Be there or be square!

Comments can be sent, by June 29, to:

Stephanie Strength
Environmental Protection Specialist
Rural Utilities Service
Engineering and Environmental Staff
Independence Avenue, SW., Stop 1571
Washington, DC 20250-1571
(202) 720-0468



Wanamingo – another well-attended RUS EIS meeting

Filed under:RUS EIS — posted by admin on June 17, 2009 @ 8:12 pm


There’s “larger than life” Joyce Osborn, United Citizens Action Network, at the Wanamingo meeting tonight, where RUS was holding an open house to gather public comments for their Environmental Impact Statement.  Oh, nevermind, it’s a MINATURE turbine…

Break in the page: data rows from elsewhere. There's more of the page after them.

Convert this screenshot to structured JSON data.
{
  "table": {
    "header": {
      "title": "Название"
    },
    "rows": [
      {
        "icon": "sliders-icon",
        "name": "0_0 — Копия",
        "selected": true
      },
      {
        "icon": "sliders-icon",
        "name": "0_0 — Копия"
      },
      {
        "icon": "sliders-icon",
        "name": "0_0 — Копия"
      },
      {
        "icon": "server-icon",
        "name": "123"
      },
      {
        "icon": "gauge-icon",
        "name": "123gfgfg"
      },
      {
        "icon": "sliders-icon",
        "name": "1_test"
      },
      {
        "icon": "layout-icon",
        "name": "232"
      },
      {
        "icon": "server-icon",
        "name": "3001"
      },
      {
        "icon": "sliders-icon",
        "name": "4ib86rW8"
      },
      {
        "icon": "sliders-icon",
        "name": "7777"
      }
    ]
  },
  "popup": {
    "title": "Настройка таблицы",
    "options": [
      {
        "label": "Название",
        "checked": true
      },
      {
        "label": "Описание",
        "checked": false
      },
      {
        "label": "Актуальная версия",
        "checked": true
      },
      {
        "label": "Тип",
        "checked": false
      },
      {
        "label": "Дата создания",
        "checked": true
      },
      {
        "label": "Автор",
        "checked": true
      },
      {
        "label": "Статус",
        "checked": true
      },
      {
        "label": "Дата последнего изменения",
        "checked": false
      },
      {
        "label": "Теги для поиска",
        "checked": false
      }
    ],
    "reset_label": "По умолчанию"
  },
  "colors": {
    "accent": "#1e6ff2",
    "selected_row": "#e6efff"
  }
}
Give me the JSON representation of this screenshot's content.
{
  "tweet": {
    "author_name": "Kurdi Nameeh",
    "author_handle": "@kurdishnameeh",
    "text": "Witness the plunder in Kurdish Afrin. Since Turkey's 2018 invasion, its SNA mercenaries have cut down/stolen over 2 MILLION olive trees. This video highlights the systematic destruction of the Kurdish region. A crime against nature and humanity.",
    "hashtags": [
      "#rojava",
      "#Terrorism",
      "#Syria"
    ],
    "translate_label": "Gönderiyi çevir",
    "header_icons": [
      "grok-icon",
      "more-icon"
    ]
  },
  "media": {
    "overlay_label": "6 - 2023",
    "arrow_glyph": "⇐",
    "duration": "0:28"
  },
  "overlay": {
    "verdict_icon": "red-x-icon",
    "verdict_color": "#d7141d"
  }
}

Tonight, there were about 200 people — Stephanie Strength said that last night’s crowd in Plainview was MORE than 200!  It was a good gathering and I got to meet a lot of people I’ve been corresponding with but never met, and Joyce and Judy from U-CAN (United Citizens Action Network) were there and I overheard someone telling Joyce how much she’d appreciated her comments at the Cannon Falls PUC Public Hearing, that she really went at it and said what needed to be said!  That kind of statement makes this battle a lot easier!

If you want to be added to my email notice list, drop me a line — you know how to find me!!!


Here are some suggestions for Comments – feel free to use them, expand on them, apply them to your situation (I cannot get links to work in this doc, so you’ll probably have to cut and paste them into browser):

Comment Suggestions – Scope EIS

And here’s a perennial favorite that I can’t ever print enough of:

Buy the Farm – Minn. Stat. 216E.12

Here are the primary documents to use for Commenting on the EIS:

Federal Register Notice of Intent to Prepare an EIS

Alternative Evaluation Study (it’s BIG)

Macro Corridor Study (it’s BEYOND BIG)

Broken down Macro Corridor Study:

Chapters 1-4

Chapter 5

Chapter 6-7



previous page · next page